Whether you have heard it in your professional life or your personal one, understand that bankruptcy is not the end. You have likely heard the words, “fresh start.” This is not rhetoric—it’s the truth. But what you do with that new beginning is up to you.
Regardless if you have been through the bankruptcy process or are about to begin, establish the mindset that you can come out the other side of this stronger. Yours is not the first business to go through bankruptcy. When people look at General Motors, they likely don’t think of a bankrupt company, but they were. With the right leadership and proper amount of time, your company can come back too.
How Did You File?

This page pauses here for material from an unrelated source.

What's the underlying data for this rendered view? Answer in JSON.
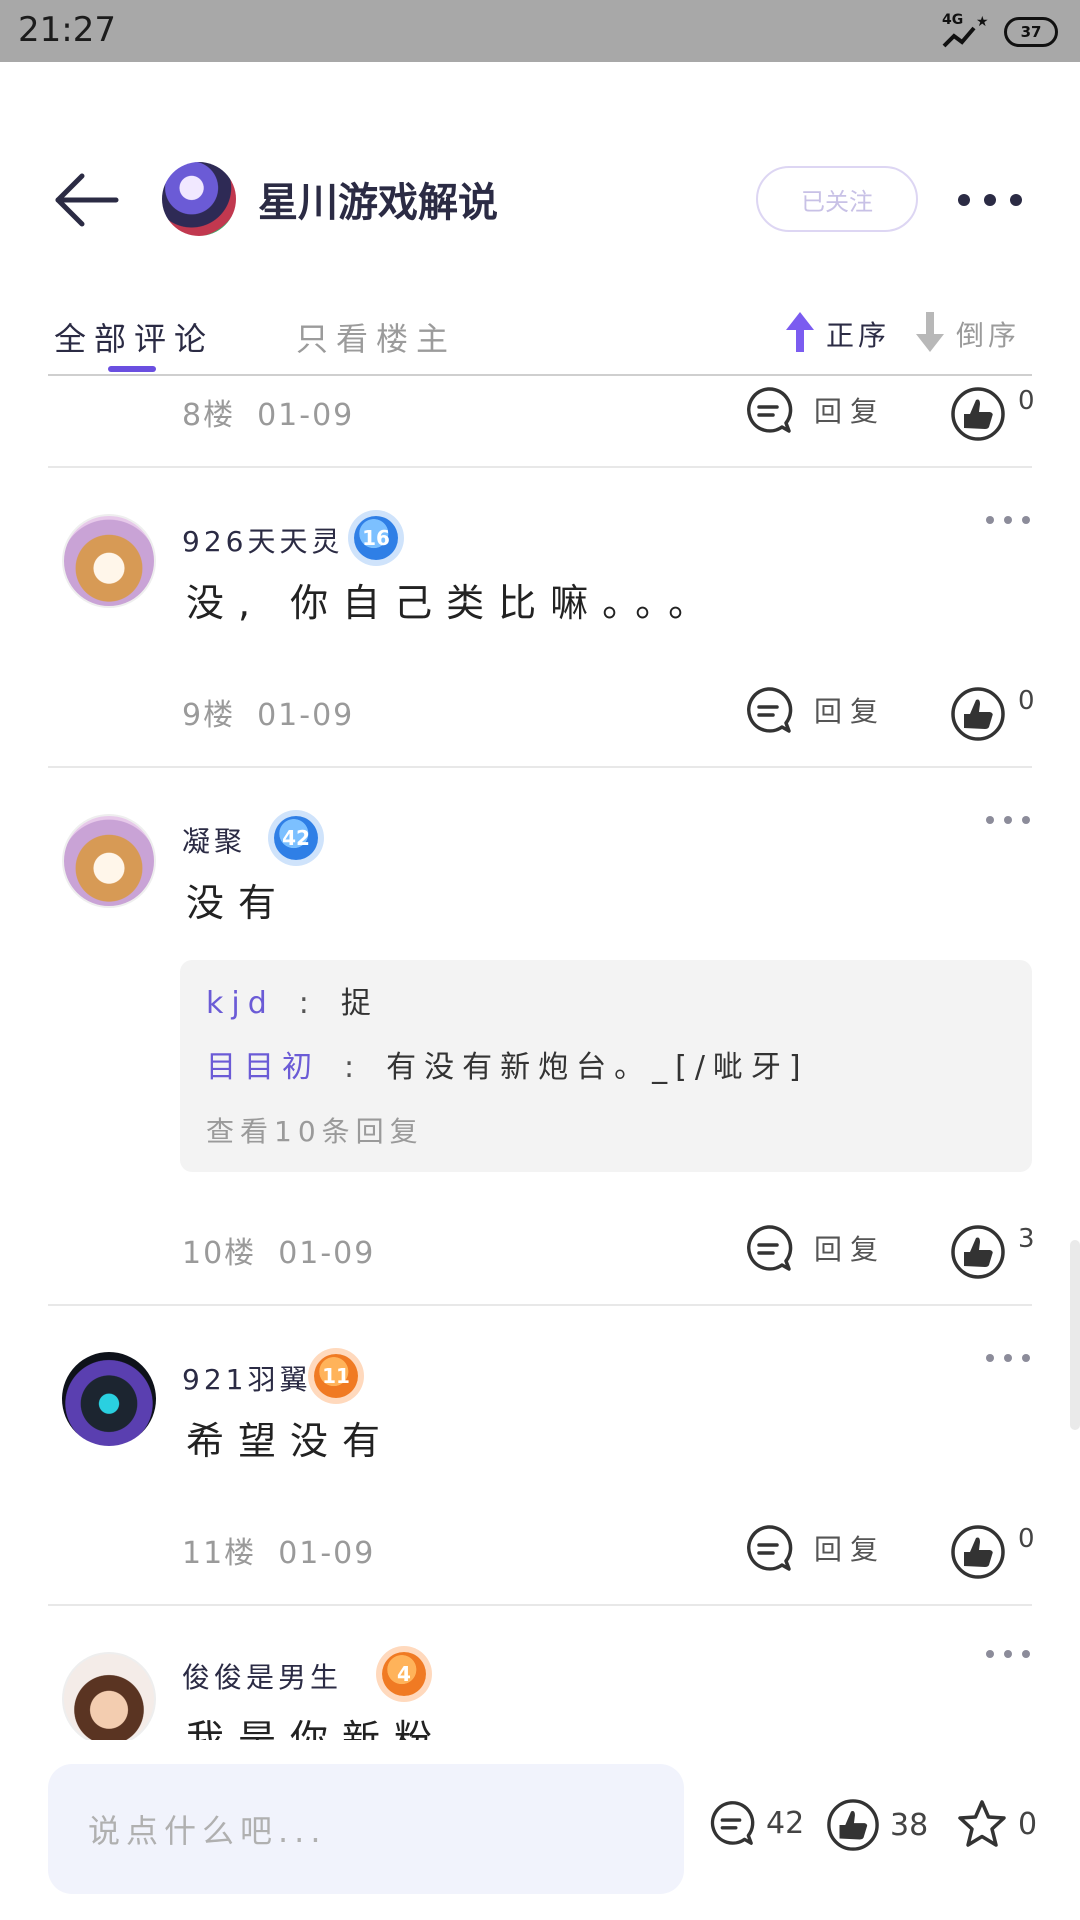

Your attorney will (or has) gone over the options available. The choice comes down to which is best for you. The right attorney is already planning for your rebuilding phase before you file. You can choose from the following:
- Chapter 7
- Chapter 11
- Chapter 13
Each one has different pros and cons—as your attorney will discuss. They will also impact your business’s strategy for rebuilding. For instance, with chapter 13, through your attorney and the court system, you will have to develop a payment plan. This will last several years.
The small business owner who files under chapter 7 can be finalized relatively quickly. Map out your plan based on the timelines and consequences of how you filed.
Time To Rebuild
This is where you incorporate your past and present. Mistakes and obstacles can be valuable when you learn from them. What series of events and decisions led you to declare bankruptcy? Can either be avoided? What have you done to ensure you won’t repeat history?
You built your business once, and you can do it again. You’re dealing with a new set of circumstances:
- What assets do you have (including business property)?
- What debts do you still have?
- Do you have any revenue streams available?
Borrowing money and investing in your company can be the lifeblood of a business. After bankruptcy, your credit score will be lowered significantly. Although this is going to make it very difficult to get a loan, it doesn’t mean it is the end.
Every payment you make puts you one step closer to establishing a higher credit score. Building your credit is one way of being able to get the funding you need.
Another way to obtain funding is to take on a partner or an investor. Your business has potential value. It just depends on if you can convince someone else of this. How much stake in your company are you willing to give to the right investor or partner? A partner who has a good credit score could be a new source of funding—if you think it is right for the future of your business.
Maxwell Dunn is more than a bankruptcy firm—it is a business advisory firm. When we discuss bankruptcy, it is with your future and goals in mind. We will help you decide the best path forward to set you up for long-term success. Contact us today to schedule a consultation.See all videos